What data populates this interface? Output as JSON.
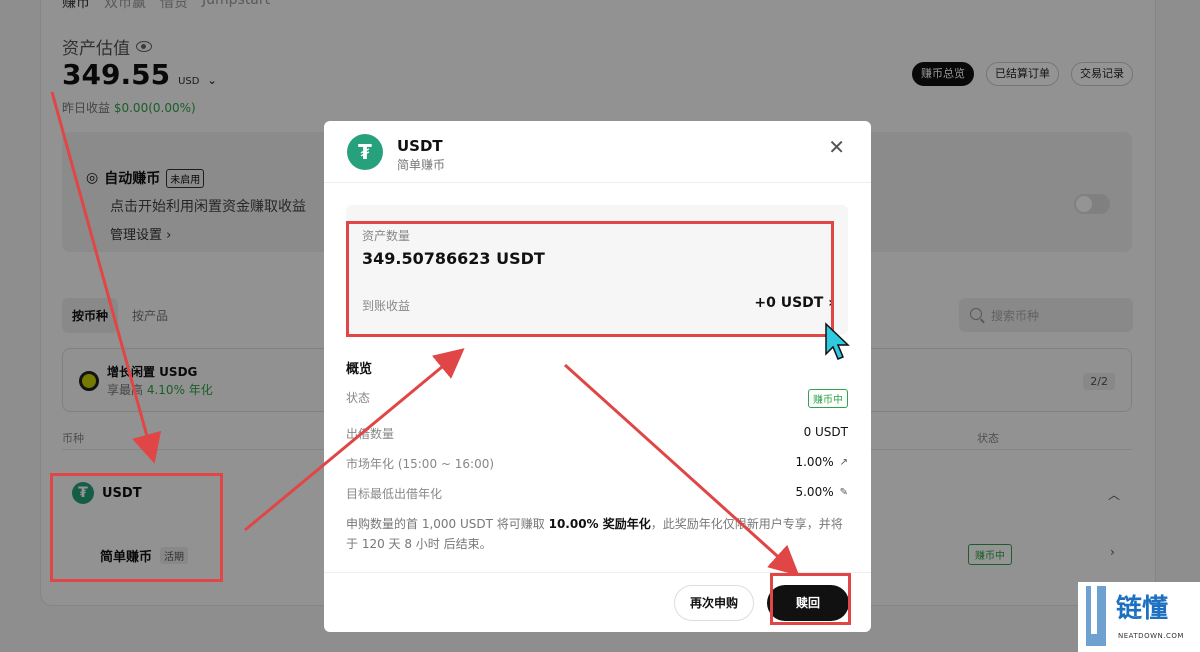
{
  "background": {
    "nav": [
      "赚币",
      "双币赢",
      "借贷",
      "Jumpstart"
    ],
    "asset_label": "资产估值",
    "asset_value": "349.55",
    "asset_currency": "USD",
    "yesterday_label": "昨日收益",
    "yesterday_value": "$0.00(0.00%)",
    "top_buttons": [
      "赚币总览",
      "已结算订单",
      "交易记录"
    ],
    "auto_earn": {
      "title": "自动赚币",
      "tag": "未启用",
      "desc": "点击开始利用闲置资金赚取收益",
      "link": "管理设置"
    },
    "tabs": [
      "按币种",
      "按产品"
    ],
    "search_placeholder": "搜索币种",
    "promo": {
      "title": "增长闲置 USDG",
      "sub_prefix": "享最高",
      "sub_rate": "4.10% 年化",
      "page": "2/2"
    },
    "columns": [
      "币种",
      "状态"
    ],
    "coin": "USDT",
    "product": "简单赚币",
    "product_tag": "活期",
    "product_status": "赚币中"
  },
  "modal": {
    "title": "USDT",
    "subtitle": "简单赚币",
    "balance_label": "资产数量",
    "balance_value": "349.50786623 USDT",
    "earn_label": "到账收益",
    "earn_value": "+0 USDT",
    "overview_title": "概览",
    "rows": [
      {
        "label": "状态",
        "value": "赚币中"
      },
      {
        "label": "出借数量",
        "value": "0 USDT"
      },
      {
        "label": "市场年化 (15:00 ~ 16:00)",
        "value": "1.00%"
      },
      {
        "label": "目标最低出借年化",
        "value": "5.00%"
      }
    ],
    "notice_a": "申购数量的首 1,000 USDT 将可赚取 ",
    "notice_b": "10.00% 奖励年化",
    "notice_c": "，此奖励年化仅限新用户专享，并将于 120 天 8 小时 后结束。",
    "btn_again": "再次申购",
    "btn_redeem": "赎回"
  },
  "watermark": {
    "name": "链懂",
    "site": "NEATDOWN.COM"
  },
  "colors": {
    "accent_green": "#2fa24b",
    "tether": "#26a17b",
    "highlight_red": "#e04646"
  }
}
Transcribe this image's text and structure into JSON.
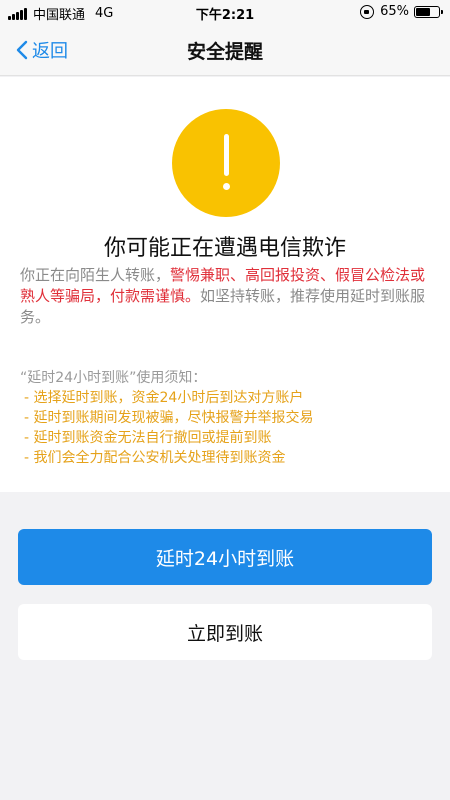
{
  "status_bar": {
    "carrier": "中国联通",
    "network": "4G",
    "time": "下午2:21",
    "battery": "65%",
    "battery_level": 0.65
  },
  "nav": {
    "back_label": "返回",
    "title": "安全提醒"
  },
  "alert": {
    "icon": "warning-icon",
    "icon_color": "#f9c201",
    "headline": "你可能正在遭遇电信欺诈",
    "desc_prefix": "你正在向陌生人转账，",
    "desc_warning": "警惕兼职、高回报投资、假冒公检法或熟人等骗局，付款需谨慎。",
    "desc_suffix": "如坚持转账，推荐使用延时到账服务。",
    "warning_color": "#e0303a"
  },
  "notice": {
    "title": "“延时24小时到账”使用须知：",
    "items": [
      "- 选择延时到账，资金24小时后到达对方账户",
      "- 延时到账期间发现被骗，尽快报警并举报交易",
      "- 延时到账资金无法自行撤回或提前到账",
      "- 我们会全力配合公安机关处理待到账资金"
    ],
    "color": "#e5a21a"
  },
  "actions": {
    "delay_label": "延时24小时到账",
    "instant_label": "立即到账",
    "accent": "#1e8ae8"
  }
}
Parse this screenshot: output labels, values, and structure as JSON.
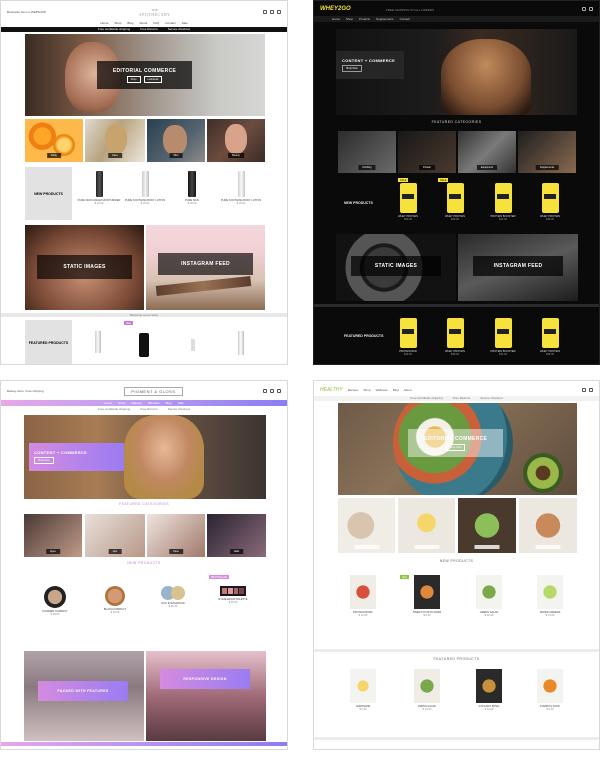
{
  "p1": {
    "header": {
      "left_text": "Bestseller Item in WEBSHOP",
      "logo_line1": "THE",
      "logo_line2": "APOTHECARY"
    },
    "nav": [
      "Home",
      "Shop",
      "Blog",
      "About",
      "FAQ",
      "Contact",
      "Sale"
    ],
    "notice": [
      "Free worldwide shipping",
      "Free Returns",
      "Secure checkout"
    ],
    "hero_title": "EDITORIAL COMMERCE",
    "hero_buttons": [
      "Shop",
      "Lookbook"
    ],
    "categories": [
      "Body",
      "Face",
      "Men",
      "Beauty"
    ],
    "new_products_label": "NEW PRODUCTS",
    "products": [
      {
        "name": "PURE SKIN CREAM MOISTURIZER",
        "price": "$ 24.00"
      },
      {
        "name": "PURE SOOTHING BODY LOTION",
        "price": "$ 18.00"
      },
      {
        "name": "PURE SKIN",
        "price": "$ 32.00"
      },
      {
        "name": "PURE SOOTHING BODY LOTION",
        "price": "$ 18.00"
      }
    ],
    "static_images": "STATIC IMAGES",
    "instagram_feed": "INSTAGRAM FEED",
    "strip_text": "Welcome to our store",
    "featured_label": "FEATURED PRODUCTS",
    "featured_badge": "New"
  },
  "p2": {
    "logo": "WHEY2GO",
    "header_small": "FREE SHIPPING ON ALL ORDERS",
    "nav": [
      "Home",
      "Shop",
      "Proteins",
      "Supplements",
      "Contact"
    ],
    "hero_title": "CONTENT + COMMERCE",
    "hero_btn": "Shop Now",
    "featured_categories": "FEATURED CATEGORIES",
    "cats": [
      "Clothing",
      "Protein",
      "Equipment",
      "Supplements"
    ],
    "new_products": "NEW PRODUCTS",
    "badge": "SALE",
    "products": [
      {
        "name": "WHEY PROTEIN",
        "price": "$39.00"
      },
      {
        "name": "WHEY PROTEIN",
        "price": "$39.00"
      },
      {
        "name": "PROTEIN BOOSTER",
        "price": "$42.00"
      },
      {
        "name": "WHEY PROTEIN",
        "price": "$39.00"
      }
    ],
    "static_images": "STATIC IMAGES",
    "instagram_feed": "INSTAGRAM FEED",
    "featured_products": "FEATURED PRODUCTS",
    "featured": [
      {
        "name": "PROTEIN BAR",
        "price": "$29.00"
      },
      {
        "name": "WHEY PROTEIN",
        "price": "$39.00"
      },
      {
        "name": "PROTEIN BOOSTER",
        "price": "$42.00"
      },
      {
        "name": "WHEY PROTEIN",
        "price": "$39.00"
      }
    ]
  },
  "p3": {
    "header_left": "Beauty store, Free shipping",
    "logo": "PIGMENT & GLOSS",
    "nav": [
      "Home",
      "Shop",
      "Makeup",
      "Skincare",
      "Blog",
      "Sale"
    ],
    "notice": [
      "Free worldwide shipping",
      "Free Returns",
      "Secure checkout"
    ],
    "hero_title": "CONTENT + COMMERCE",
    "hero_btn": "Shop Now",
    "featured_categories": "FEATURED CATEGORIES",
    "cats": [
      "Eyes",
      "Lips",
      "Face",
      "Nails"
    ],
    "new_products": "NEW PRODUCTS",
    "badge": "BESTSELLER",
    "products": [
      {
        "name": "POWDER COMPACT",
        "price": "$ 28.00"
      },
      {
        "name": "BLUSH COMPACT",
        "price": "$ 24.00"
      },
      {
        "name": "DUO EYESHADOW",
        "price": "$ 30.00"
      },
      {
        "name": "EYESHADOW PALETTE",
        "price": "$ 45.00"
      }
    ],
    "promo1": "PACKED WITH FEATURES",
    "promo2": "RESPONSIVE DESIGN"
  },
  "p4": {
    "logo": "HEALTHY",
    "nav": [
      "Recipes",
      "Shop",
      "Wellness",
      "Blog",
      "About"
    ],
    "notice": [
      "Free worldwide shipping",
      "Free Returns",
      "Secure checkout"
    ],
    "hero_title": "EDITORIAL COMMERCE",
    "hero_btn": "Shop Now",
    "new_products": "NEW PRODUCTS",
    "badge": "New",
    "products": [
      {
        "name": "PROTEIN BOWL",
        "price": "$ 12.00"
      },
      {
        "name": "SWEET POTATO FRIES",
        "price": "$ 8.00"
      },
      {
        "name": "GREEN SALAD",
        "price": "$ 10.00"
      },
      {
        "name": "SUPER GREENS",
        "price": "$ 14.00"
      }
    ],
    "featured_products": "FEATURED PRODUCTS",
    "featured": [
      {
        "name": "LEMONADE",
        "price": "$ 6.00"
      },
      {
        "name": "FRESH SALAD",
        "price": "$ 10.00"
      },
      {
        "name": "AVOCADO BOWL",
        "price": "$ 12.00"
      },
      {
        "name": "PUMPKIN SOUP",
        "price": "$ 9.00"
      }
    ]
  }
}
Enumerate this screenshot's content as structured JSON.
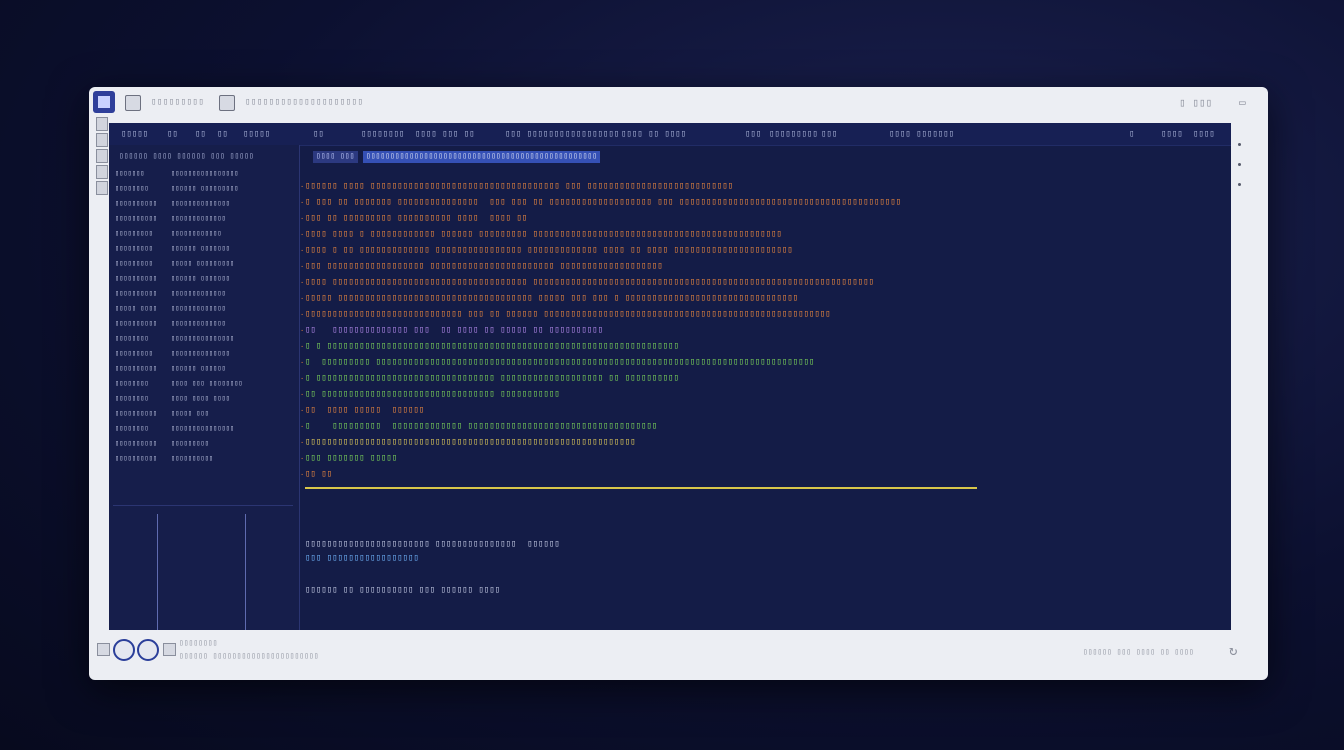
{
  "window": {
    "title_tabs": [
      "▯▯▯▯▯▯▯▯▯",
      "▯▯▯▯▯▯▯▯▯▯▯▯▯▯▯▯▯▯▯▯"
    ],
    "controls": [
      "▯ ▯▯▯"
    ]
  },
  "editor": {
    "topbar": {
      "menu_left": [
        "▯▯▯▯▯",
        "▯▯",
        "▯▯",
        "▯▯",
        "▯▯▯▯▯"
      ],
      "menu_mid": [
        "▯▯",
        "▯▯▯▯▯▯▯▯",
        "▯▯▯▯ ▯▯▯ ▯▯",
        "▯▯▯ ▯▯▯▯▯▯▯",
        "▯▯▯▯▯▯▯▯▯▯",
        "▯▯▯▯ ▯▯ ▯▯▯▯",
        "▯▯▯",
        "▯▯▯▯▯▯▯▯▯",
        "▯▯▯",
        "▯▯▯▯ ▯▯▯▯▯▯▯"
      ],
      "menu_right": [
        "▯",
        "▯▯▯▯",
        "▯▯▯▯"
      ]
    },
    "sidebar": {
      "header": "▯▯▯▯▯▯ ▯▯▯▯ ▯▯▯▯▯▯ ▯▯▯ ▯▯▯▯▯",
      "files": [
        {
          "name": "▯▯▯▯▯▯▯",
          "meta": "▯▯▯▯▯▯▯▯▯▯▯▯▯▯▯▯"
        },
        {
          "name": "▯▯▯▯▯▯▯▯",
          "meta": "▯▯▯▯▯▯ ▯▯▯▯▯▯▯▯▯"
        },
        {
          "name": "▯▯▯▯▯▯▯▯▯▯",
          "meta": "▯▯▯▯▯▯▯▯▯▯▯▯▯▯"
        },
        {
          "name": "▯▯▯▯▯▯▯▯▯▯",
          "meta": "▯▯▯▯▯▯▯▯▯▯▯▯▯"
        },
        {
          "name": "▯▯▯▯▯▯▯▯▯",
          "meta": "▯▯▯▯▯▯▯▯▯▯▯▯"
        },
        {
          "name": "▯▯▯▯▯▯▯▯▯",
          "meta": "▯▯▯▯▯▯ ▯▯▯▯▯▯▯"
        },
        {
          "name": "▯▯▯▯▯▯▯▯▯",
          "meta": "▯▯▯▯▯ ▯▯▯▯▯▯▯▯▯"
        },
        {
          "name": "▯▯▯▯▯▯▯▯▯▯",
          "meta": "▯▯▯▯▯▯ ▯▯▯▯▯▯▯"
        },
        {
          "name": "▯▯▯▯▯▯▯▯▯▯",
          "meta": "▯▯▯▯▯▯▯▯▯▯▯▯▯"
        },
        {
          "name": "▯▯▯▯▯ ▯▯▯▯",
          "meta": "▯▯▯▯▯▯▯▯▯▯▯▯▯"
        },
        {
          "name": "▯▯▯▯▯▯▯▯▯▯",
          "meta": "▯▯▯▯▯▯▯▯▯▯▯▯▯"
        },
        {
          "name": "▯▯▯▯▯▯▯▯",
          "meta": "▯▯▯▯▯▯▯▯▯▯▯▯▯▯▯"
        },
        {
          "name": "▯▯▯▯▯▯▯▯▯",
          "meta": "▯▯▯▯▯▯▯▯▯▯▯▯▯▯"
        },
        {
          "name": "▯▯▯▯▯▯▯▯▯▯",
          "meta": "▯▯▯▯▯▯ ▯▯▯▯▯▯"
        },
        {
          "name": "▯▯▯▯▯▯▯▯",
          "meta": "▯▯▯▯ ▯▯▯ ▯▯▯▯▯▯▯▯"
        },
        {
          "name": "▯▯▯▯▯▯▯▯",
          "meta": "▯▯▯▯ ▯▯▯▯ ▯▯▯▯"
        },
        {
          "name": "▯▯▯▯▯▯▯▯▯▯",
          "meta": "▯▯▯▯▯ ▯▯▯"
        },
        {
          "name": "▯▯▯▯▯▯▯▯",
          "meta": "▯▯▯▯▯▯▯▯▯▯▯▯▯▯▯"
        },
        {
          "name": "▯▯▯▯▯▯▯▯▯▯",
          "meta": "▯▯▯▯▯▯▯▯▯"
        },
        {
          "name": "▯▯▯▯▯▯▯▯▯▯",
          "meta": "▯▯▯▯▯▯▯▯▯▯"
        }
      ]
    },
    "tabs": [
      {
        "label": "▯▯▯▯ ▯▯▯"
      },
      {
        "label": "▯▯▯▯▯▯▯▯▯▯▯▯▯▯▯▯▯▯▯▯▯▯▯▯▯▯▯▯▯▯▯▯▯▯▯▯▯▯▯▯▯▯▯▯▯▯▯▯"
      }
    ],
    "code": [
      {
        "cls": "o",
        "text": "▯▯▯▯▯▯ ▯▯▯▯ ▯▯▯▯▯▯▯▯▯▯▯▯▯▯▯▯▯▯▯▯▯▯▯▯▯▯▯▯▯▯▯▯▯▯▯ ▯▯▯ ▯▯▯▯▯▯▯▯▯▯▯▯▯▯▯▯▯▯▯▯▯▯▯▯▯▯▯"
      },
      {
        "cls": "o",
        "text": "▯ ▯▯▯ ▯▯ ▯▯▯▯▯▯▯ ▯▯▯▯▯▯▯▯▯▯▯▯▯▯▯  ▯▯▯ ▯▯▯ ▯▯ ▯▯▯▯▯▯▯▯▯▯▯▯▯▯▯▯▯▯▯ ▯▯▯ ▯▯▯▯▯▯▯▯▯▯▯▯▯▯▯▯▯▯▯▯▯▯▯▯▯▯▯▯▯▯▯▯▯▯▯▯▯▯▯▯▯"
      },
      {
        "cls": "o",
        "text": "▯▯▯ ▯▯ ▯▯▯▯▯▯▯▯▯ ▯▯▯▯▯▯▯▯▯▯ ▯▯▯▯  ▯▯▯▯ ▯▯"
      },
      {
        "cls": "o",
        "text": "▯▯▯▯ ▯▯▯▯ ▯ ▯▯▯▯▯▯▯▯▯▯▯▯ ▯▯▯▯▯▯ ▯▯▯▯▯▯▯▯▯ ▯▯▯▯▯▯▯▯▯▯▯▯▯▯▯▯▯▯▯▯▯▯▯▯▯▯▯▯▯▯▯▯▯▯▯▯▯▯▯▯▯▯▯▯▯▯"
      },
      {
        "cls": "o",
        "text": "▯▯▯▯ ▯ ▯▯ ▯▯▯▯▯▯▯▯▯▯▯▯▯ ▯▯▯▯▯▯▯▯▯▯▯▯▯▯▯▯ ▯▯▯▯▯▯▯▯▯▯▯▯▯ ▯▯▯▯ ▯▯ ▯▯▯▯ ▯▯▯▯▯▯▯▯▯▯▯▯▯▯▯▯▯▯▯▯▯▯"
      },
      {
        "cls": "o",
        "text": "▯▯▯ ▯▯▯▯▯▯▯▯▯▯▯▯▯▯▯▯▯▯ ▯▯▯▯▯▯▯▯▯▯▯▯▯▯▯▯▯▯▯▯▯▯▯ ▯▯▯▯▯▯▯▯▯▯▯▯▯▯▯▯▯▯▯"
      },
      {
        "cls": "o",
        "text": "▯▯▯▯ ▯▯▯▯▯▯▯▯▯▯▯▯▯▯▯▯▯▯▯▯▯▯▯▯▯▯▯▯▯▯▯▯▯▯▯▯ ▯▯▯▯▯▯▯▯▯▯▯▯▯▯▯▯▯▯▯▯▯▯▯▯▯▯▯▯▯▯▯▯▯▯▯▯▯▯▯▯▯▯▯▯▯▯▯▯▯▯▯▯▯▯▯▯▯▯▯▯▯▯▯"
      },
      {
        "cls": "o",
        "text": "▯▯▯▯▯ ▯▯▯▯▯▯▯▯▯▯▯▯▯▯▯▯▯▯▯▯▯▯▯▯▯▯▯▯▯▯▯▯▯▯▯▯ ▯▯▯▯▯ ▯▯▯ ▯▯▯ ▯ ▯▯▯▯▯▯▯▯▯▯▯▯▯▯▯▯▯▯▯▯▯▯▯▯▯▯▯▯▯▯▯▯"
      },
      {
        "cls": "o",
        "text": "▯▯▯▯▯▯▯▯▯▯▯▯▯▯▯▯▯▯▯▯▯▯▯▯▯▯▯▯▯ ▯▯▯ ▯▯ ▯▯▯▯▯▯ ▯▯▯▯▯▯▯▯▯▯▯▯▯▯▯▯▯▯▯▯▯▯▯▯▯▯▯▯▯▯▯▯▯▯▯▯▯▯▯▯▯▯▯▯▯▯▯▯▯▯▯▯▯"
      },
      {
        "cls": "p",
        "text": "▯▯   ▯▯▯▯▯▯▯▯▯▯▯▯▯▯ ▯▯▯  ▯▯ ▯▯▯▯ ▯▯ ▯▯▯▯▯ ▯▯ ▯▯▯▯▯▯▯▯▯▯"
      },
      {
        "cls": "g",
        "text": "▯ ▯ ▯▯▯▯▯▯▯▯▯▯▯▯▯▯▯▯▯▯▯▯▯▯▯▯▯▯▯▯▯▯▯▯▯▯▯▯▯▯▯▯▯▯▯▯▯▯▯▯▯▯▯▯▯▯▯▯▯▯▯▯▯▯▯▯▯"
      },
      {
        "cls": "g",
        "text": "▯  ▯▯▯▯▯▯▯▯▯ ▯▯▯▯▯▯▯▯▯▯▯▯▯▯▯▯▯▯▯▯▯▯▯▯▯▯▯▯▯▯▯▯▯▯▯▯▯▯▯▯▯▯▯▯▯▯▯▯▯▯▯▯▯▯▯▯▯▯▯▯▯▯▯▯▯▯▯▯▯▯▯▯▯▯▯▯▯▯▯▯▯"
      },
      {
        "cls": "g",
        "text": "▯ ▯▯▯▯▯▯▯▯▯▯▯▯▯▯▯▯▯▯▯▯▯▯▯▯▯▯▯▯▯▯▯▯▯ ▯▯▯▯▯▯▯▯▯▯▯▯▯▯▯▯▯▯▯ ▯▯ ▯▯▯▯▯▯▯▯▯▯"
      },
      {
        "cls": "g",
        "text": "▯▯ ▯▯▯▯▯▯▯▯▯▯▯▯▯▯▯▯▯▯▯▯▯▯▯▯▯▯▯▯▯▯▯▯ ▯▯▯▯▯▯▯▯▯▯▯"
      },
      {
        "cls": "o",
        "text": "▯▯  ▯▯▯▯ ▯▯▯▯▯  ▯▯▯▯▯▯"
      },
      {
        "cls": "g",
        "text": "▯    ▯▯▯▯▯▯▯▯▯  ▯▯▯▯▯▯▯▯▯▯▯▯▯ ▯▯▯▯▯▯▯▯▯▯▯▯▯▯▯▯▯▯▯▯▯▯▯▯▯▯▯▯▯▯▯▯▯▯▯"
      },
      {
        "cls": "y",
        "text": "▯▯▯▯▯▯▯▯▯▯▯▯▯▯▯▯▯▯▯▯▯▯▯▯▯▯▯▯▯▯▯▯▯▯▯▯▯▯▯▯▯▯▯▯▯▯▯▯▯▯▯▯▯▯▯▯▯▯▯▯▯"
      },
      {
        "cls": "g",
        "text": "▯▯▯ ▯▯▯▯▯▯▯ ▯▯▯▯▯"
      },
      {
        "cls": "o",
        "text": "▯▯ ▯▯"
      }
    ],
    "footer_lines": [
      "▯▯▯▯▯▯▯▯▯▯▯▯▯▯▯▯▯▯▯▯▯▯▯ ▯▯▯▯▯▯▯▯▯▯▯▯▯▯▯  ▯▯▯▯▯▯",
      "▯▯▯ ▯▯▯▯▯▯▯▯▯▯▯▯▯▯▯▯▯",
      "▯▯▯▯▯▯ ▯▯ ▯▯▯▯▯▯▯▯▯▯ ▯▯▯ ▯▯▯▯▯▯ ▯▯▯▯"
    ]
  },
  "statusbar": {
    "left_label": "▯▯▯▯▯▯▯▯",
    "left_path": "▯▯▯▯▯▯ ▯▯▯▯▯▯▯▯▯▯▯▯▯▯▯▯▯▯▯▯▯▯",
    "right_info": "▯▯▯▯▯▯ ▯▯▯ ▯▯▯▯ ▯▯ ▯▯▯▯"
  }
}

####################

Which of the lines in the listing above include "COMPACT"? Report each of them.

        "name": "POWDER COMPACT",
        "name": "BLUSH COMPACT",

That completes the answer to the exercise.